10/26/06 – Today we made a long trip across the island – from the far West Shore where we are staying to the North Shore famous for its huge surf. We were not going to the North Shore to see the surfers (the sea was flat on the North Shore today) but rather to do some work with Greenpeace on one of the North Shore Beaches.
Meta had pored through the O’ahu events calendar earlier in the week and found an event that Greenpeace was holding to clean up a beach with the help of Greenpeace ship crew and volunteers.
We stayed up late the night before and the family was not particularly motivated to leave in the morning. But meta persisted and we eventually got on the road by 10 AM and made the hour plus drive to the other side of the island). We arrived at the secluded beach where the work was to be done and were stunned by the amount of debris on the small beach. We quickly learned that the trash (mainly plastic) had come from all over the Pacific – it was drawn by ocean currents and deposited on this beach. There was plastic of all types – ropes, buoys, toothbrushes, plastic containers, car bumpers, boat parts and many other unidentifiable items. We all start in – loading the trash into plastic bags and hauling stuff up the beach for collection.
The Greenpeace coordinators let us know that this garbage came from as far off as Asia (we found some with Korean writing on it) and was released from a huge “trash vortex” (http://oceans.greenpeace.org/en/our-oceans/pollution/trash-vortex) out in the Pacific. Every once in a while some of the trash from the vortex peels off and ends up on the windward side of O’ahu (and other Islands). The Greenpeace vessel was touring several of the locations and also headed to the vortex. They were cleaning up the beach and documenting what they found there.
We spent a few hours on the beach cleaning up. By early afternoon we had a massive pile of trash along with a bunch of golf balls that w3ere collected from the surf (the beach had a golf driving range right behind it). Caleb and Anna helped out by creating a big sign in the sand with the golf balls that spelled out “Trash”. They took pictures and video and they interviewed each family member (even Anna). The Greenpeace crew members were from all over the world – Holland, Fiji, Germany, Armenia, New Zealand and many other places. WE even met the Deputy Director for the US – Bill Richardson, (http://members.greenpeace.org/blog/billy_rich/) who had been on a project at sea for 5 weeks. They were all clearly very committed and motivated people with a genuine care for the future of our planet.
Everyone we met was very friendly and they were somewhat surprised were not locals to Hawaii (what would tourist be doing out cleaning up the beaches?). I think that they (and many others we have encountered) were intrigued by a family traveling the World together.

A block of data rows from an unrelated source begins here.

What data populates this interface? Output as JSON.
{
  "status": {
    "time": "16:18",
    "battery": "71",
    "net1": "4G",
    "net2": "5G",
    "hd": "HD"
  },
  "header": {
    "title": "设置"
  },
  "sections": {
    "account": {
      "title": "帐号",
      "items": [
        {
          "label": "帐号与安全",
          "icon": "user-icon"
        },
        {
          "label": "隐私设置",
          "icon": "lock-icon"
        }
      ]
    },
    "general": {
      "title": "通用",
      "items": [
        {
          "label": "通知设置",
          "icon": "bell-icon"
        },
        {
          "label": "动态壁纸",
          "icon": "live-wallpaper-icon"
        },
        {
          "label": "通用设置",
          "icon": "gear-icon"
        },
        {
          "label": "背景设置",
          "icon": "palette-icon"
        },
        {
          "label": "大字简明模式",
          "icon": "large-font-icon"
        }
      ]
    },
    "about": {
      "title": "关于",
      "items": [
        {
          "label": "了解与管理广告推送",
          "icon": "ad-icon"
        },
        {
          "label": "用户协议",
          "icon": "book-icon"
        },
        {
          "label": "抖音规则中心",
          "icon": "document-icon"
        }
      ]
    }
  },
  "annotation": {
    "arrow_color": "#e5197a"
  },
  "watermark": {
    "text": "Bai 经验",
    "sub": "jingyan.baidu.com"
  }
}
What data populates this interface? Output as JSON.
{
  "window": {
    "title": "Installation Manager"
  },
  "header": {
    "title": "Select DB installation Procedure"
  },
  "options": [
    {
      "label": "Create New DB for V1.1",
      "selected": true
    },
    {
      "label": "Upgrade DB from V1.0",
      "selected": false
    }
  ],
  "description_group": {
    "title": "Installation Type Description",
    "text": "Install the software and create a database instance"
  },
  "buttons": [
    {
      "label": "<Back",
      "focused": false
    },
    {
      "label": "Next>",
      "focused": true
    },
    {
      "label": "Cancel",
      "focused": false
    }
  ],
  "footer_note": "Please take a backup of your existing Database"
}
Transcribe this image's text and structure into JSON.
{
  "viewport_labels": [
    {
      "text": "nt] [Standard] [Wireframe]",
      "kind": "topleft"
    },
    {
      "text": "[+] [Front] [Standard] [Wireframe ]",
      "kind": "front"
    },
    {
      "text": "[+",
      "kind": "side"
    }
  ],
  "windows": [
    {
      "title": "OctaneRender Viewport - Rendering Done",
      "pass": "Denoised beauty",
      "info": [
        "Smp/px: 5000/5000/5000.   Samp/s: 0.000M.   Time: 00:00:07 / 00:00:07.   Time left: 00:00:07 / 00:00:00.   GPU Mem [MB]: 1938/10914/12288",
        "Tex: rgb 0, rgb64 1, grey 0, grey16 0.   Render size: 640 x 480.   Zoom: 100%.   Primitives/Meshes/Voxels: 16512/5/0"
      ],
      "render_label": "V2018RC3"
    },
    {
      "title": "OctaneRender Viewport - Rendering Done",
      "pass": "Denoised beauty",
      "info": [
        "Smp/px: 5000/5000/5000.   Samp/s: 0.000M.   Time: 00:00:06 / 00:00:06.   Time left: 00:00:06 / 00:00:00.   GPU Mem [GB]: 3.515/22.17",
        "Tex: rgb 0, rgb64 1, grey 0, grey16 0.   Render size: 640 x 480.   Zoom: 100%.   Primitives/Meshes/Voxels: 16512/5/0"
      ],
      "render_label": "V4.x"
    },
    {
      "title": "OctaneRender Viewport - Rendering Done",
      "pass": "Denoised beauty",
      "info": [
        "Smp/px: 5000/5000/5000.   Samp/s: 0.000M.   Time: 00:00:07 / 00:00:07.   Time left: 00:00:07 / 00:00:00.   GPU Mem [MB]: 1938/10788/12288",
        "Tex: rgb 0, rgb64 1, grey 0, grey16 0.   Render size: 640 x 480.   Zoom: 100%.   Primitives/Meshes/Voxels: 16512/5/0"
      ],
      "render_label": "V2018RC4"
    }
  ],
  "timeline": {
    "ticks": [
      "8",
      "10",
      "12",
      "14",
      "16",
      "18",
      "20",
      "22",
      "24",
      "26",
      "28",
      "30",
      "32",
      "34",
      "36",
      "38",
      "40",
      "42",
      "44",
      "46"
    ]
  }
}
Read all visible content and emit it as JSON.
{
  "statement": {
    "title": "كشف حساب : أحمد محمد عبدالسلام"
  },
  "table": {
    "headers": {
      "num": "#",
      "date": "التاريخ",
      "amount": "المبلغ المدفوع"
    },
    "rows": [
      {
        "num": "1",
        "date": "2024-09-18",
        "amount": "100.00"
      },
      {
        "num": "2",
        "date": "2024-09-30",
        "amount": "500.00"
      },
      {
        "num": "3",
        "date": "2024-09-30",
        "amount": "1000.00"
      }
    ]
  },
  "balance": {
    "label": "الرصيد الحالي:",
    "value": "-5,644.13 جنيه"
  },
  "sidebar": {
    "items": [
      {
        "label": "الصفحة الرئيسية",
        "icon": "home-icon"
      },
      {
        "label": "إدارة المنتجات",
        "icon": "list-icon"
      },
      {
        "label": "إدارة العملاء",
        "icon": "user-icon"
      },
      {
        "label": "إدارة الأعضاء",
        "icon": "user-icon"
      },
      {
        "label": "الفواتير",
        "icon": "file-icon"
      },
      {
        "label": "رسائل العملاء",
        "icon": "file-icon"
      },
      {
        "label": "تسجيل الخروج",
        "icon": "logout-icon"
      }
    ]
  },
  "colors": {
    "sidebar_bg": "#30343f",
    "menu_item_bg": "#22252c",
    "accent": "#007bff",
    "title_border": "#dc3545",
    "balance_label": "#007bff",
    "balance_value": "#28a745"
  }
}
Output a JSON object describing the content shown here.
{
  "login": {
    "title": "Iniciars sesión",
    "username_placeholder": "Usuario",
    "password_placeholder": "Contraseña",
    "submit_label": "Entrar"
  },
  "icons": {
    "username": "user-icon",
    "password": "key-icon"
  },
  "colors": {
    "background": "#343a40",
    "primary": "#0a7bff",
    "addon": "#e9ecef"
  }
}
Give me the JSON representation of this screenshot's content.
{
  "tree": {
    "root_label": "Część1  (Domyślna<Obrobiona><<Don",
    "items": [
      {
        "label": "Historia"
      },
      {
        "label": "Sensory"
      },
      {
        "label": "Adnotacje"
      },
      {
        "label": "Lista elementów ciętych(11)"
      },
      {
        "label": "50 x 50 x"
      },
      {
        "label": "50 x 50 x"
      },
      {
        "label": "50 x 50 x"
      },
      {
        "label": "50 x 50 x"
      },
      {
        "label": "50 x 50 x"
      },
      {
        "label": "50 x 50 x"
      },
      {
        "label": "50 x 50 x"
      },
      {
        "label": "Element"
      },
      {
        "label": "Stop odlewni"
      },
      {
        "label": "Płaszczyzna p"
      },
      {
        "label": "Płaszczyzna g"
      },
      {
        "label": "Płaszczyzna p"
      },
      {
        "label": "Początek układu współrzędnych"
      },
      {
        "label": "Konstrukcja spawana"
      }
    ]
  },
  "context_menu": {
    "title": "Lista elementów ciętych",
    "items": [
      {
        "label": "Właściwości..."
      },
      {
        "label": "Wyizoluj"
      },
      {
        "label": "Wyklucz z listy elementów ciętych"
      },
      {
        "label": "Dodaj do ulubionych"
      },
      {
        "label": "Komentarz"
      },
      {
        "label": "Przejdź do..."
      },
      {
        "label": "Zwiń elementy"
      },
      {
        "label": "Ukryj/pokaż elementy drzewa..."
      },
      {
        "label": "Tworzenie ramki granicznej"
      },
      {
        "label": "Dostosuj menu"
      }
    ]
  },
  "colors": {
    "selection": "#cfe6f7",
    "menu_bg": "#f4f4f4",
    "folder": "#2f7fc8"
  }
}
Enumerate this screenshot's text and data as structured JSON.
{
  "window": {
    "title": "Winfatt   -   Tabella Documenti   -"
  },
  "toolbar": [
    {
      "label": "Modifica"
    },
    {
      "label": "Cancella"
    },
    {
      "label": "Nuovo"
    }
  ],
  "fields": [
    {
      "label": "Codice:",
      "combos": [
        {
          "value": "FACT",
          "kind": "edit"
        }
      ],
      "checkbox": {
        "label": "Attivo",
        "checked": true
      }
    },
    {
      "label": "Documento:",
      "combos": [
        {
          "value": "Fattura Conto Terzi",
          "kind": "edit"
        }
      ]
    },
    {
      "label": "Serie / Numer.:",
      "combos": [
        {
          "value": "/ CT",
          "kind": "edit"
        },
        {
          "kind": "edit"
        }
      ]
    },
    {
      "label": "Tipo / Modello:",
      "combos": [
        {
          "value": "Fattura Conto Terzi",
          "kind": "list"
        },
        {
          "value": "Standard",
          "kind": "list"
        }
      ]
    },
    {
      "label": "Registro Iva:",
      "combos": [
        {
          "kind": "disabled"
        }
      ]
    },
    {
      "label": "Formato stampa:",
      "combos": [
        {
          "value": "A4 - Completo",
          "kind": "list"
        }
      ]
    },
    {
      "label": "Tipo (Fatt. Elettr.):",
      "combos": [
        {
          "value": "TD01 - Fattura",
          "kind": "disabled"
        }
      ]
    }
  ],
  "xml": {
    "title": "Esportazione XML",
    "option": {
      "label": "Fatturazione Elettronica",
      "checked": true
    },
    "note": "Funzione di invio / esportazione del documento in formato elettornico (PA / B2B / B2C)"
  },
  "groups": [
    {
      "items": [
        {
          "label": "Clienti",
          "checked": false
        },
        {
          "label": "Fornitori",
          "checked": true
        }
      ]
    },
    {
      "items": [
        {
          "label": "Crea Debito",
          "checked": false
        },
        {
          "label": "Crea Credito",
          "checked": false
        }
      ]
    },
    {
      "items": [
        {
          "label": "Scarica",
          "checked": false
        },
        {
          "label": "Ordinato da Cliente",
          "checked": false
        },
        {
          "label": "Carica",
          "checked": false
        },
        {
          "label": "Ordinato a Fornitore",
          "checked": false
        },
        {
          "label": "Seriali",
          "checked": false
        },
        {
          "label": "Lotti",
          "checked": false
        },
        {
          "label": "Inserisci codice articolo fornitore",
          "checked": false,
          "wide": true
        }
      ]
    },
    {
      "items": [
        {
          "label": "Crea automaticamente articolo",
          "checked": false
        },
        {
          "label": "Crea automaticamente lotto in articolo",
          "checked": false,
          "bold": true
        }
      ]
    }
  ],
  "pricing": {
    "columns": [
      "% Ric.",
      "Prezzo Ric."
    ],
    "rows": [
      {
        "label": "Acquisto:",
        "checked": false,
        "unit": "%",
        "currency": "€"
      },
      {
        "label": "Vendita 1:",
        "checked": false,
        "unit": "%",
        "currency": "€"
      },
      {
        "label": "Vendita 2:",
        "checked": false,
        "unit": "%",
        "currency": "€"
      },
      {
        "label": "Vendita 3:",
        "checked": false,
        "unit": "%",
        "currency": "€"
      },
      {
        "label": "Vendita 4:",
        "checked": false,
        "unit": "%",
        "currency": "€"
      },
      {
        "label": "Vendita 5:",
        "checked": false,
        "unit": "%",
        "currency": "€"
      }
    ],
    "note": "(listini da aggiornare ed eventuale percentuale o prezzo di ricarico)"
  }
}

It felt good to give back a little rather than just sitting on the beach getting a tan (although we are doing plenty of that as well).